But boxing is more difficult to position. It’s been dismissed as a dying sport that’s losing market share to the Ultimate Fighting Championship, yet its biggest names – Mayweather and Manny Pacquiao – have averaged more than 1 million U.S. pay-per-view buys since 2009.
UFC superstar Georges St-Pierre averages 791,000, and has never topped 1 million.
And while it rarely appears on network TV, HBO and Showtime spend lavishly on boxing and use it to anchor their sports offerings.
The cold war between the sport’s two largest promotional outfits complicates the issue. While HBO works exclusively with Top Rank Boxing, Showtime has partnered with Mayweather’s company and its ally, Golden Boy Promotions.
The promoters function as de-facto leagues whose top competitors are forbidden from facing off against each other. Can you imagine if the AFC and NFC champs skipped the Super Bowl every year over contract disputes?
That’s pro boxing.
“Boxing isn’t dead (but) it’s more compartmentalized,” says Adam Harris, who runs North American operations for U.K. based boxing promoter Hennessy Sports. “As a promoter it’s disappointing when everything is so fragmented. It’s not that everyone’s corrupt. It’s just so compartmentalized that you can’t be effective sometimes.”
As a result the promoters have devised competing strategies to capture a larger share of a market their rivalry helped fragment.
Last year Top Rank partnered with MLB Advanced Media to develop mobile and tablet apps and this year it expanded operations in China, where a televised bout featuring Olympian Zou Shiming recently drew more than 200 million viewers. Top Rank plans to stage a pay-per-view bout in Macau later this year, selling it to Chinese viewers for $3, turning a profit through sheer audience size.
“This in an intriguing part of boxing’s globalization,” HBO analyst Larry Merchant told the New York Times. “The number of zeroes on the estimates are staggering, unprecedented and tantalizing to a promoter.”
Mayweather, meanwhile, is betting legacy media can increase his access to paying audiences in North America.
In addition to the pre-fight documentary series airing on Showtime, CBS broadcast an hour-long special on Mayweather.
Two weeks earlier a column appeared in Sports Illustrated under the fighter’s by-line, describing the weekend he spent at the NCAA men’s basketball tournament.
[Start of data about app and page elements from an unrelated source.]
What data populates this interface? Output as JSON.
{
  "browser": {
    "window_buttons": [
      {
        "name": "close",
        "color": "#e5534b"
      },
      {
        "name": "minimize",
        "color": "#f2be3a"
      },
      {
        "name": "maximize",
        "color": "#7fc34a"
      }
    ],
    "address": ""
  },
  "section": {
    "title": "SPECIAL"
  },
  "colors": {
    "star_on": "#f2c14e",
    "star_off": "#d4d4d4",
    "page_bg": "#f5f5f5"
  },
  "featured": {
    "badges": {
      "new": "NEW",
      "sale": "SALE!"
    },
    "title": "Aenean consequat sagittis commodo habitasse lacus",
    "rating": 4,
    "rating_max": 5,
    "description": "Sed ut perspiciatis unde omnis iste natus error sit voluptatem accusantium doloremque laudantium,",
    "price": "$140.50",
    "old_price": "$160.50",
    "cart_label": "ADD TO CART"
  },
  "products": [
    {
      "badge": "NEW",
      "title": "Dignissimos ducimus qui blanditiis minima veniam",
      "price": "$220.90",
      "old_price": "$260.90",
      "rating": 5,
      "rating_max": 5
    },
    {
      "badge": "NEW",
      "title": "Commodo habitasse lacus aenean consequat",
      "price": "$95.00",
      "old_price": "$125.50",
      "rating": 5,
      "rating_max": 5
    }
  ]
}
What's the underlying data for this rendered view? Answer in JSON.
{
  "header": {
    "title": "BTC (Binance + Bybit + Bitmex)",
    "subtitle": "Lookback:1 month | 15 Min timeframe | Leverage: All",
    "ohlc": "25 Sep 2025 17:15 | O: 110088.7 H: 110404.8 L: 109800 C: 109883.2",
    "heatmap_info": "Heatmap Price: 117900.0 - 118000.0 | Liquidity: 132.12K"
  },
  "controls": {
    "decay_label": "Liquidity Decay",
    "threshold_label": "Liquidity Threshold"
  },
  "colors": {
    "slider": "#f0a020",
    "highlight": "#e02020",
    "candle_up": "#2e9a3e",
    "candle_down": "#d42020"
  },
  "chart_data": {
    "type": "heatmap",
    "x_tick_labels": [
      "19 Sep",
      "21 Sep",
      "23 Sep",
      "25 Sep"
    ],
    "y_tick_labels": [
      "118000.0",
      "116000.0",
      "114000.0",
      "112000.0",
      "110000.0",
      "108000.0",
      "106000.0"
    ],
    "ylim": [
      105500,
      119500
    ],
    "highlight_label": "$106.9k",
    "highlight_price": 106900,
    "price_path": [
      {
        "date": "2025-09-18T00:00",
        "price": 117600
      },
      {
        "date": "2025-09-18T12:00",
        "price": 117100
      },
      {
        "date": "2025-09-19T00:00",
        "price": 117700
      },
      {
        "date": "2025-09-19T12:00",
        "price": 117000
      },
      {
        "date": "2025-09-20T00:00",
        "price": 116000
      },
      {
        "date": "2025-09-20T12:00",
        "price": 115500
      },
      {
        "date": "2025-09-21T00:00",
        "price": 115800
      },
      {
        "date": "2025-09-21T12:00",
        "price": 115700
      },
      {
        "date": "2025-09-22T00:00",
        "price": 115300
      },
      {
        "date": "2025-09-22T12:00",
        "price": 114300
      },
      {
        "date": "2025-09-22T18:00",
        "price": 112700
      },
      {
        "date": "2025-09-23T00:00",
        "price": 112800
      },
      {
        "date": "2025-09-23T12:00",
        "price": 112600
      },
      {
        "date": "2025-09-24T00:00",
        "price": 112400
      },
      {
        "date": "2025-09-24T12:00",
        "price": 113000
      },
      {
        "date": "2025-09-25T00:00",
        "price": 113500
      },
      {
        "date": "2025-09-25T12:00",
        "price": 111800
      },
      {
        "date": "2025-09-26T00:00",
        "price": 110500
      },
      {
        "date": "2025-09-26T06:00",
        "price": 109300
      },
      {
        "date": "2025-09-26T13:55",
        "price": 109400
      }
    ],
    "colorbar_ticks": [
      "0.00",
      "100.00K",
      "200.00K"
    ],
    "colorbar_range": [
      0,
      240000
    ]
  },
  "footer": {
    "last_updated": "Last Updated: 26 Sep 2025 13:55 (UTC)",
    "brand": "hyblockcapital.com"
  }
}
Mayweather’s publicist, Kelly Swanson, says the magazine asked him to write the piece, but it reads like branded content.
Early on he asks readers to indulge him in one quick plug, then makes several more references to his new contract and products for sale at his web site.
“You have a have a whole new platform to enable you to bring more eyeballs to the sport,” Ellerbe says. “He’s been able to take a niche sport…and turn it into an unbelievable situation where he’s become a rock star.”
Though a Mayweather pay-per-view is about as sure a bet as boxing can offer – his last four bouts have drawn more than 1.1 million buys — investing $200 million in a 36-year-old athlete means returns aren’t guaranteed.
The contract calls for him to fight twice a year through mid-2015, but Mayweather hasn’t maintained that pace since 2007. Worst-case scenario he becomes to Showtime Sports what Alex Rodriguez is to the New York Yankees – an aging, injury-prone drain on the budget.
And for an undefeated fighter whose nine-figure brand is built on winning, advancing age increases the chance of losing his edge, losing a step, or losing, period.
But if a loss – and its business implications – is a possibility, Mayweather and his team haven’t considered it.
“The future should be bright,” Mayweather said during a media conference call. “Everything at the present time is going the way it should go.”